Report the count, and only the count, of lines in the records that include the word "chatium".

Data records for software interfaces
* * * * * * *

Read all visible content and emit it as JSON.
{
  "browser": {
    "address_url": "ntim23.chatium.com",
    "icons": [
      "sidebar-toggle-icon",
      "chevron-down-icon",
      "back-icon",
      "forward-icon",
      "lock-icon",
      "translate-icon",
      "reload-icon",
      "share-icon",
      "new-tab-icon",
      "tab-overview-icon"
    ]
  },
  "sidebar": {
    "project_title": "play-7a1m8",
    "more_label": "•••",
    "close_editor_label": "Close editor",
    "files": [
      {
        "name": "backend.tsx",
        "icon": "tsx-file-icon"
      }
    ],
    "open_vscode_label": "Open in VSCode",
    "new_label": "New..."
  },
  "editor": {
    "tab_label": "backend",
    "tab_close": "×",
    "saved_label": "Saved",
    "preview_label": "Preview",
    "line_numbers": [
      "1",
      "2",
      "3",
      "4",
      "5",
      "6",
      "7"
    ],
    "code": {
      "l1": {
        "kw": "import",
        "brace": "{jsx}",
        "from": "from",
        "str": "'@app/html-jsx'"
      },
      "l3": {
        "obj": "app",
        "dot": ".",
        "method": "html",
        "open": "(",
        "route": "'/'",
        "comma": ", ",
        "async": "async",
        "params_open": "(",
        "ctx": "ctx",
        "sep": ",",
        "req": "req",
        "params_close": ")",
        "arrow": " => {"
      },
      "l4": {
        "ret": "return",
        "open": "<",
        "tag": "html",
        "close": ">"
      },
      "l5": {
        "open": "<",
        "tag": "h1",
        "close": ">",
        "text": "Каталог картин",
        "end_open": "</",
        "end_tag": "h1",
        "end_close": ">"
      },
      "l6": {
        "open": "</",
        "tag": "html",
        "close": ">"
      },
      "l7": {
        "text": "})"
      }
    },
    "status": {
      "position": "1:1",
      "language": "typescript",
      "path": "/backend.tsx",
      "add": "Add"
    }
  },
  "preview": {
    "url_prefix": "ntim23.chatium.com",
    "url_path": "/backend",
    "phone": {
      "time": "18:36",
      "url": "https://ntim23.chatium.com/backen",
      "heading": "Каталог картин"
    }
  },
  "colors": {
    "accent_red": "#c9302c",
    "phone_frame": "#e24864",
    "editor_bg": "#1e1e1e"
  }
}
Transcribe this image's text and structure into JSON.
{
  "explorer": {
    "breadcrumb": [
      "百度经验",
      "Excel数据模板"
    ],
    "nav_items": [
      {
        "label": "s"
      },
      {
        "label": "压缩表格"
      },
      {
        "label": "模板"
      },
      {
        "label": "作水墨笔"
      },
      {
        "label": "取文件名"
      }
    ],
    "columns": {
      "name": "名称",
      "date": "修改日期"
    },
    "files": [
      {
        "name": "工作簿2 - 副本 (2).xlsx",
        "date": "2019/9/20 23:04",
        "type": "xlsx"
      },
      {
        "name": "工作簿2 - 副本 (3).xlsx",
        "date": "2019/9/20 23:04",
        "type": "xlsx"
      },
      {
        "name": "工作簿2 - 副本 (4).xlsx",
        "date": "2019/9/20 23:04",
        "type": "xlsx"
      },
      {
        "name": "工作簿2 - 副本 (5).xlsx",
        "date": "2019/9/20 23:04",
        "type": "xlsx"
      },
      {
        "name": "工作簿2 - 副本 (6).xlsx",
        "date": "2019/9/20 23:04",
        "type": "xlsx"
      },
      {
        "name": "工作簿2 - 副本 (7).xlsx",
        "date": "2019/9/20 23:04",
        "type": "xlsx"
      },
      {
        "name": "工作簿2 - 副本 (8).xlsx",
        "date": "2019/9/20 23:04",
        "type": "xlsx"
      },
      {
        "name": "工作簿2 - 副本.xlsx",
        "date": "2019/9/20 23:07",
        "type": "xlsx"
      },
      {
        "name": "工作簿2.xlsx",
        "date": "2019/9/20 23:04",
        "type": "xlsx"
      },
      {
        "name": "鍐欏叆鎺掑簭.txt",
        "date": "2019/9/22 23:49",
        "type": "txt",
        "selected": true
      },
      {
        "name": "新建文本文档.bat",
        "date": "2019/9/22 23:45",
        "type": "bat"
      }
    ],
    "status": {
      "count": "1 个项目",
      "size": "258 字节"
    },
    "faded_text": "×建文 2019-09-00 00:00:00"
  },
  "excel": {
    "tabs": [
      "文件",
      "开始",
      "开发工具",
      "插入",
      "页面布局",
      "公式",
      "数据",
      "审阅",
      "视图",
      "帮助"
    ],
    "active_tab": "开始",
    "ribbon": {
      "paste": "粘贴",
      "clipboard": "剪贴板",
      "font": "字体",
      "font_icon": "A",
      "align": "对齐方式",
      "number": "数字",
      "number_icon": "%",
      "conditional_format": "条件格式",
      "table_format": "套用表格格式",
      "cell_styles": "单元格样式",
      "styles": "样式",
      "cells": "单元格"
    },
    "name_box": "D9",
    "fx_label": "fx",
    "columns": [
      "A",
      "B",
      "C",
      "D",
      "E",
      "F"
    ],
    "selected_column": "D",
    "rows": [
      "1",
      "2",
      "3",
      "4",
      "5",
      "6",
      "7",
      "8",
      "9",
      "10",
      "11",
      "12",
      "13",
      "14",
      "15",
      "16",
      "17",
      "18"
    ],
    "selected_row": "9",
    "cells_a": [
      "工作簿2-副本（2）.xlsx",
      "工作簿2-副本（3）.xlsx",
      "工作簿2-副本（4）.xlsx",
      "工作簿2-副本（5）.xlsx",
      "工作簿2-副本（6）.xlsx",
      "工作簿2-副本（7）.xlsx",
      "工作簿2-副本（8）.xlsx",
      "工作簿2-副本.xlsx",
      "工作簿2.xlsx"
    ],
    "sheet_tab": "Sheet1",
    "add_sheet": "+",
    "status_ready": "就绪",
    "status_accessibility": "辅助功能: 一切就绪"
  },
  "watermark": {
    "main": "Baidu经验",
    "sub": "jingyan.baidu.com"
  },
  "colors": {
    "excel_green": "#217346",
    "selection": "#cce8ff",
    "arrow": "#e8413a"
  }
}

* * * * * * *

**Task response:**
3